In & Out is W‘s weekly newsletter rundown of what’s necessary to know in fashion and culture, and what you can just let pass you on by. To get it in your inbox every Thursday morning, subscribe here (be sure to check the “In & Out Weekly” box when signing up). This week, we discuss how much we really missed Rihanna’s constant presence in the culture, the power of keeping your own face, and Olivia Spencer and Melissa McCarthy’s take on the superhero genre.
In: The Coming Rihanna-ssance?
Out: Low Profiles

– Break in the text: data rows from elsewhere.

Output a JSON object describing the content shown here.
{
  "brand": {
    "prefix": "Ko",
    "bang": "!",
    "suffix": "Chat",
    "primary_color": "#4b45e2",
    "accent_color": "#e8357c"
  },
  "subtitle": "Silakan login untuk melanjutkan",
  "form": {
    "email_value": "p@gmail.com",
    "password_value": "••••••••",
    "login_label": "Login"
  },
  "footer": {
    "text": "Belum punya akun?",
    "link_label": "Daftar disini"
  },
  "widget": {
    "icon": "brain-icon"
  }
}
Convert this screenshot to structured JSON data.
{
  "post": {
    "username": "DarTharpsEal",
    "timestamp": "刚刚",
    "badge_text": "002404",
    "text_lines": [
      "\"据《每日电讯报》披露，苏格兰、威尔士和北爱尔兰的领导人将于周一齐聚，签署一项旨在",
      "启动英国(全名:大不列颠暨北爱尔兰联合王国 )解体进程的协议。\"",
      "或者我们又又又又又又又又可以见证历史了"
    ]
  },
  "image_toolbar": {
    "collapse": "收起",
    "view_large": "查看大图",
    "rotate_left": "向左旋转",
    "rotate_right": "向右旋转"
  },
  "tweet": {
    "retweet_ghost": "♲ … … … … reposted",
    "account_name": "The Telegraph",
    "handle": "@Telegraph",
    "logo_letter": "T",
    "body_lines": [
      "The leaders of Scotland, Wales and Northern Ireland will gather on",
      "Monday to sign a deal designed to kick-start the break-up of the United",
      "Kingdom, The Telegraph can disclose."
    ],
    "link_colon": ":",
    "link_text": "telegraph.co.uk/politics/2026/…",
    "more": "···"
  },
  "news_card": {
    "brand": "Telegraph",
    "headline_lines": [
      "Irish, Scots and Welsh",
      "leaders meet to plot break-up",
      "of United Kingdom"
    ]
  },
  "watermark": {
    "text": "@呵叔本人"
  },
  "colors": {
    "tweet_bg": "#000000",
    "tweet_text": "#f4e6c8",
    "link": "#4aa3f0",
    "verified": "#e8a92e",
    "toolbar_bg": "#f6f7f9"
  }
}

Have you had a Rihanna-shaped hole in your heart over the past year? It’s not like the world’s most “IDGAF” multi-hyphenate completely disappeared, it’s just that, well, we weren’t getting nearly as much Rih content as we were used to. Well, it seems in the past few weeks ol’ Bad Gal RiRi has been gearing her public profile back up. In fact, in a recent Instagram comment spree, she even hinted that she might have some form of new music coming “soon” (she added it may just be a single song). We do miss the feeling of a fresh Rihanna bop, but she’s not skimping on one of her other gifts to the world: amazing and unafraid street style. On Monday, she showed up to her mother’s birthday party in a leather jacket and pants that were seemingly completely see-through. She was also the first to sport Celine’s recent collaboration with Tyson Reeder. She wore it to go grocery shopping, natch. We’ve also seen her recently in feather-adorned jeans and plenty of statement coats. But the sudden uptick in public activity hasn’t stopped her from staying politically active, either. Alongside her longtime assistant, Rihanna went undercover to attend a #StopAsianHate march in New York City. When she was chatting with a fellow demonstrator, she casually gave him her Instagram handle only for him to be stunned that it was actually Rihanna.
In: Justine Bateman on Aging Naturally in Hollywood

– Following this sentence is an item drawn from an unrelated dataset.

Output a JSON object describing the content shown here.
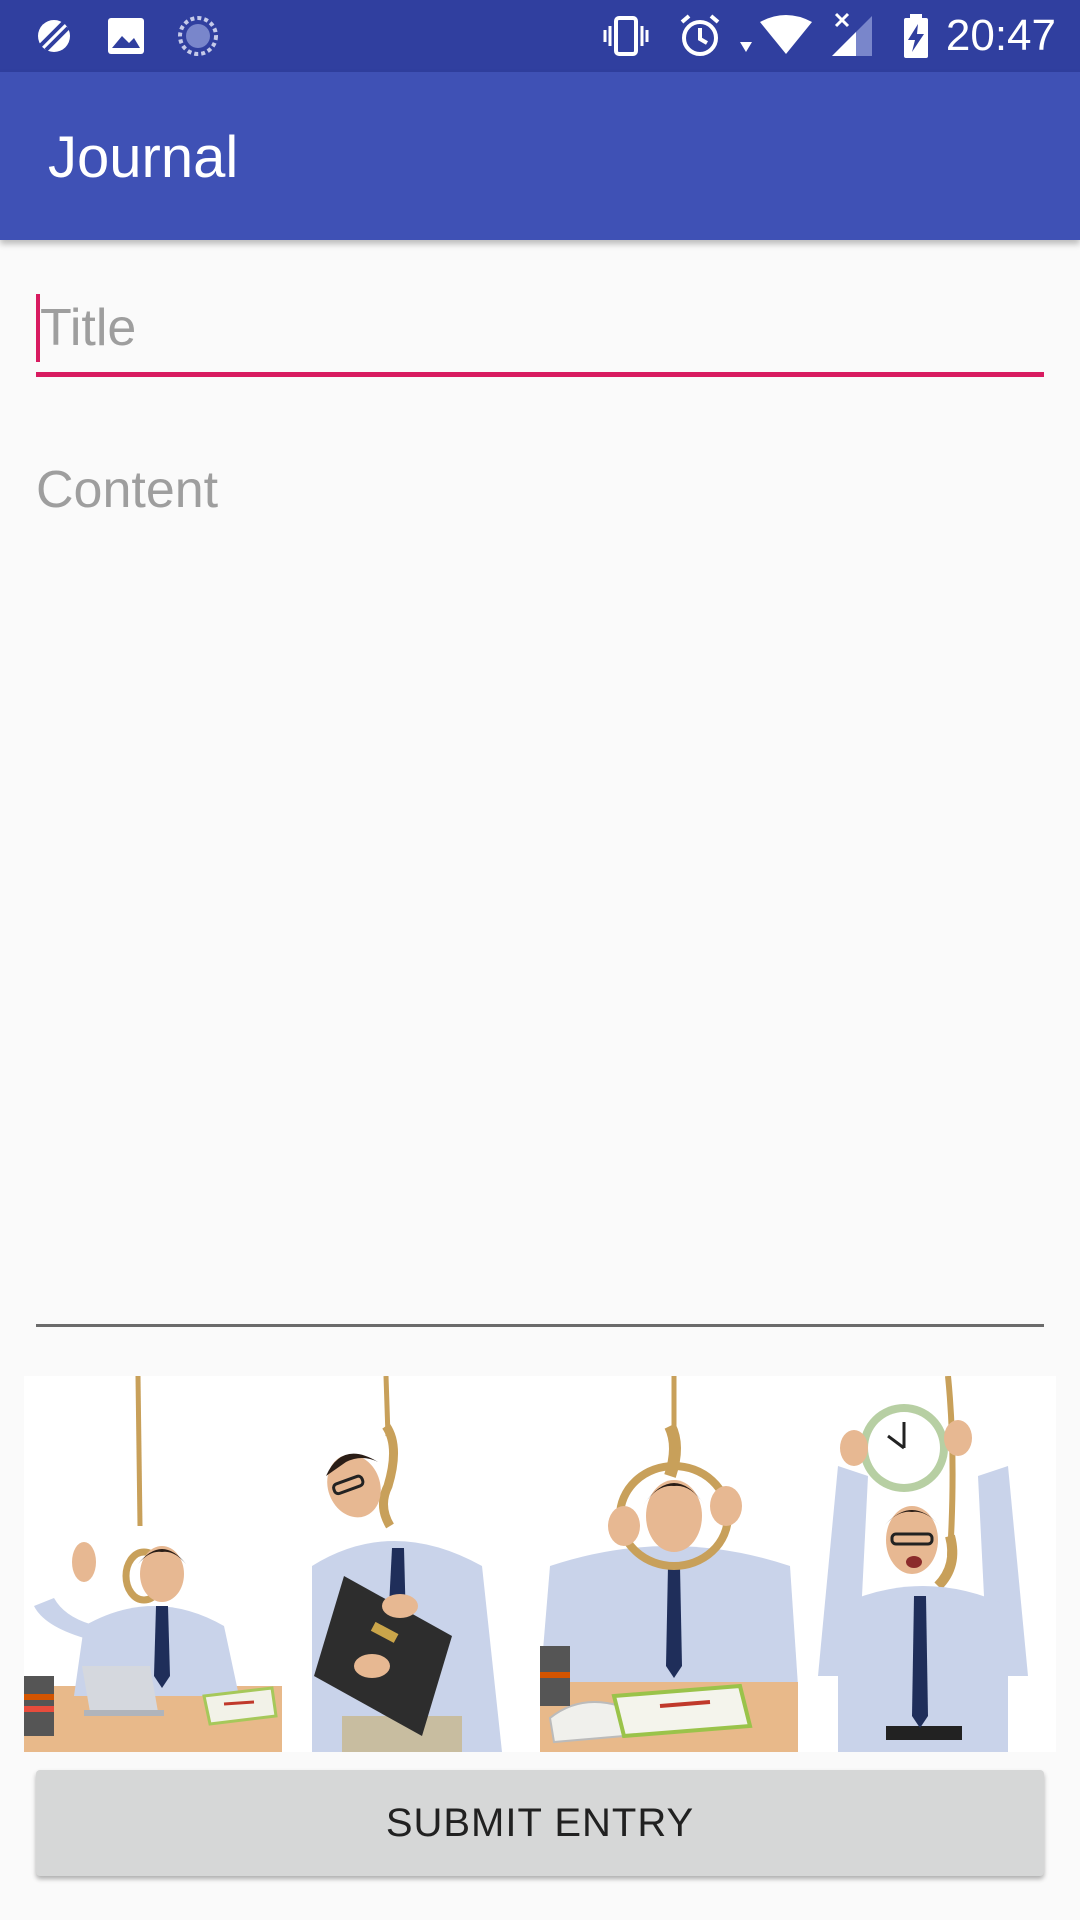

Out: Worrying Too Much About Your Face
Ever notice how sometimes an actress who came to prominence in their teens and twenties still seemingly has the same taut skin decades afterward? Listen, no judgment. It’s a tough business, and modern dermatology (and plastic surgery) offers plenty of tantalizing options. Still, it’s a definite mistake for everyone to hold themselves to Hollywood’s standards—even former teen stars. Justine Bateman became a star thanks to playing the superficial sister on Family Ties, but the now-55-year-old had no interest in looking like a teenager forever. In fact, she even wrote a book about it. Face: One Square Foot of Skin is a collection of short stories written after conversations Bateman had with real women (including famous ones) about their aging journeys and face-related worries. “We’re not talking about facial reconstruction because there’s been an accident or genetic problem,” Bateman told W. “This is just because somebody said that you look like you’ve got some jowls? And the idea that an older woman’s face is something that should be deleted—I wanted to examine why we have these ideas in our society at all.” She also explores the particular Hollywood problem of actresses freezing their faces in time with all sorts of fillers, only to have to figure out how to then convey actual human emotions with that chemically assisted face on screen. Sigh.
In: Josh Hartnett’s Surprising Return
Out: Erin Brockovich Redux
How do Melissa McCarthy and Octavia Spencer as superheroes sound to you? Because that’s the plot, essentially, to Netflix’s big film this weekend, Thunder Force. Reviews aren’t out yet, but we’re not expecting Oscar-level entertainment. Meanwhile, the long-delayed Voyagers, which stars Tye Sheridan, Lily-Rose Depp, Fionn Whitehead, and Isaac Hempstead Wright as repressed teens in space, hits theaters and VoD this weekend. Reviews for this one are in, but don’t expect any Oscars either.
Television has more variety. On Wednesday, HBO debuted Exterminate All The Brutes, an ambitious mini-series that mixed documentary with historical reenactments (led by Josh Hartnett, of all actors!). Based on the book of the same name, it’s an unflinching look at the brutal impact of European colonialism. On Friday, Amazon Prime has Lena Waithe’s latest show Them, which uses the horror genre as a way to explore the cultural shifts of Compton, California in the ‘50s.
In lighter fare, Comedy Central has Doing the Most With Phoebe Robinson on Friday. It finds the comedian interviewing celebs like Kevin Bacon and Whitney Cummings while trying out new activities like horseback riding. On Thursday, ABC has Rebel, a show loosely based on the life of Erin Brockovich. Although the main character, played by Katey Sagal, has another name, and the show has no other relationship to the Julia Roberts classic. Unlike that film, the reviews aren’t particularly great. TBS also has new series Chad, which stars SNL veteran Nasim Pedrad in a sort of Pen15-like situation, except she plays an awkward teenage boy.